Three Inspiring Lessons in Workplace Kindness by Gandhi
With the year nearing its end, 2022 has left a vast majority dealing with an unspoken loss- of life and normal human function that came with surviving the deadly grasp of the covid-19 pandemic. End-of-year reflections, largely swollen with a conversation on future goals and the impending ‘what-next?’ question, often ignore how catering to loss before moving on is equally essential in a world submerged in a ruthless rat race. Incorporating intentional kindness in how one navigates their workplace environment can help address collective loss. Here are three of Mahatma Gandhi’s deathless lessons on intentional kindness to consolidate the basis for your end-of-year work reflections regarding corporate interactions, regardless of where you stand on the corporate hierarchy
- “In a gentle way, you can shake the world.”
Be it overseeing the installation of a coffee machine in your startup space to make the workplace culture more accommodating or simply smiling back at your coworker having a tough day at work, all acts of intentional kindness do not have to be huge or have an immediate reward to be impactful. A little goes a long way in consolidating employee relations and promoting collaboration in a workplace setup.
- “An ounce of patience is worth more than a ton of preaching.”
This saying by the Indian politician and humanitarian is the ultimate rule to navigate employee relations. Co-workers at the same level in the corporate hierarchy should be patient in considering alternative viewpoints when making decisions central to a project. Similarly, managers, despite a clear imbalance in power to those under them, should delegate tasks in a way that allows space for their subordinates to voice their opinions instead of appointing an impatient preachy stance.
- “A man is but a product of his thoughts. What he thinks he becomes.”
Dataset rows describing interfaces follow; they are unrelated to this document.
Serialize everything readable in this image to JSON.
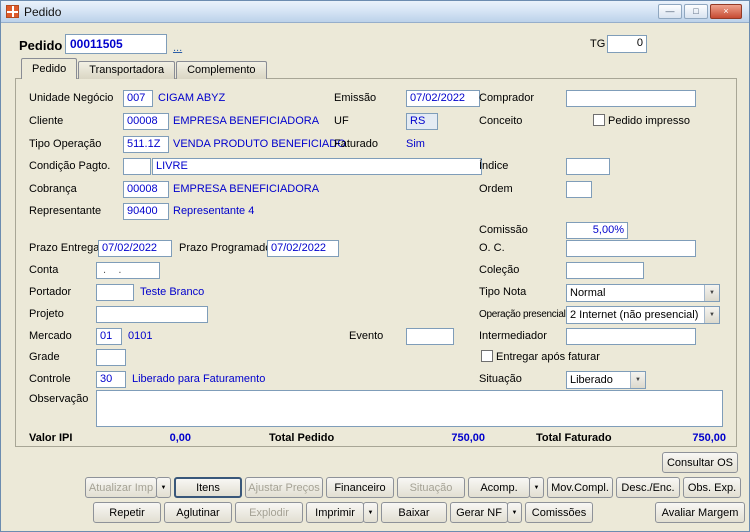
{
  "window": {
    "title": "Pedido"
  },
  "icons": {
    "minimize": "—",
    "maximize": "□",
    "close": "×",
    "dropdown": "▼",
    "combo_arrow": "▼",
    "lookup": "..."
  },
  "header": {
    "pedido_label": "Pedido",
    "pedido_value": "00011505",
    "tg_label": "TG",
    "tg_value": "0"
  },
  "tabs": [
    {
      "label": "Pedido",
      "active": true
    },
    {
      "label": "Transportadora",
      "active": false
    },
    {
      "label": "Complemento",
      "active": false
    }
  ],
  "fields": {
    "unidade_negocio": {
      "label": "Unidade Negócio",
      "code": "007",
      "desc": "CIGAM ABYZ"
    },
    "emissao": {
      "label": "Emissão",
      "value": "07/02/2022"
    },
    "comprador": {
      "label": "Comprador",
      "value": ""
    },
    "cliente": {
      "label": "Cliente",
      "code": "00008",
      "desc": "EMPRESA BENEFICIADORA"
    },
    "uf": {
      "label": "UF",
      "value": "RS"
    },
    "conceito": {
      "label": "Conceito"
    },
    "pedido_impresso": {
      "label": "Pedido impresso",
      "checked": false
    },
    "tipo_operacao": {
      "label": "Tipo Operação",
      "code": "511.1Z",
      "desc": "VENDA PRODUTO BENEFICIADO"
    },
    "faturado": {
      "label": "Faturado",
      "value": "Sim"
    },
    "condicao_pagto": {
      "label": "Condição Pagto.",
      "code": "",
      "desc": "LIVRE"
    },
    "indice": {
      "label": "Índice",
      "value": ""
    },
    "cobranca": {
      "label": "Cobrança",
      "code": "00008",
      "desc": "EMPRESA BENEFICIADORA"
    },
    "ordem": {
      "label": "Ordem",
      "value": ""
    },
    "representante": {
      "label": "Representante",
      "code": "90400",
      "desc": "Representante 4"
    },
    "comissao": {
      "label": "Comissão",
      "value": "5,00%"
    },
    "prazo_entrega": {
      "label": "Prazo Entrega",
      "value": "07/02/2022"
    },
    "prazo_programado": {
      "label": "Prazo Programado",
      "value": "07/02/2022"
    },
    "oc": {
      "label": "O. C.",
      "value": ""
    },
    "conta": {
      "label": "Conta",
      "value": " .    . "
    },
    "colecao": {
      "label": "Coleção",
      "value": ""
    },
    "portador": {
      "label": "Portador",
      "code": "",
      "desc": "Teste Branco"
    },
    "tipo_nota": {
      "label": "Tipo Nota",
      "value": "Normal"
    },
    "projeto": {
      "label": "Projeto",
      "value": ""
    },
    "operacao_presencial": {
      "label": "Operação presencial",
      "value": "2 Internet (não presencial)"
    },
    "mercado": {
      "label": "Mercado",
      "code": "01",
      "desc": "0101"
    },
    "evento": {
      "label": "Evento",
      "value": ""
    },
    "intermediador": {
      "label": "Intermediador",
      "value": ""
    },
    "grade": {
      "label": "Grade",
      "value": ""
    },
    "entregar_apos_faturar": {
      "label": "Entregar após faturar",
      "checked": false
    },
    "controle": {
      "label": "Controle",
      "code": "30",
      "desc": "Liberado para Faturamento"
    },
    "situacao": {
      "label": "Situação",
      "value": "Liberado"
    },
    "observacao": {
      "label": "Observação",
      "value": ""
    }
  },
  "totals": {
    "valor_ipi_label": "Valor IPI",
    "valor_ipi": "0,00",
    "total_pedido_label": "Total Pedido",
    "total_pedido": "750,00",
    "total_faturado_label": "Total Faturado",
    "total_faturado": "750,00"
  },
  "buttons": {
    "consultar_os": "Consultar OS",
    "row1": [
      {
        "label": "Atualizar Imp",
        "disabled": true,
        "split": true
      },
      {
        "label": "Itens",
        "disabled": false,
        "default": true
      },
      {
        "label": "Ajustar Preços",
        "disabled": true
      },
      {
        "label": "Financeiro",
        "disabled": false
      },
      {
        "label": "Situação",
        "disabled": true
      },
      {
        "label": "Acomp.",
        "disabled": false,
        "split": true
      },
      {
        "label": "Mov.Compl.",
        "disabled": false
      },
      {
        "label": "Desc./Enc.",
        "disabled": false
      },
      {
        "label": "Obs. Exp.",
        "disabled": false
      }
    ],
    "row2": [
      {
        "label": "Repetir",
        "disabled": false
      },
      {
        "label": "Aglutinar",
        "disabled": false
      },
      {
        "label": "Explodir",
        "disabled": true
      },
      {
        "label": "Imprimir",
        "disabled": false,
        "split": true
      },
      {
        "label": "Baixar",
        "disabled": false
      },
      {
        "label": "Gerar NF",
        "disabled": false,
        "split": true
      },
      {
        "label": "Comissões",
        "disabled": false
      },
      {
        "label": "Avaliar Margem",
        "disabled": false
      }
    ]
  }
}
Prioritizing healthy competition over exploitative attitudes towards colleagues comes at the discretion of a thought. Cultivating a kind and mutual thought process then becomes foundational to ensuring that the workforce collectively thinks and embodies the long-term, greater welfare of an organizational setup instead of their immediate and temporary personal gains.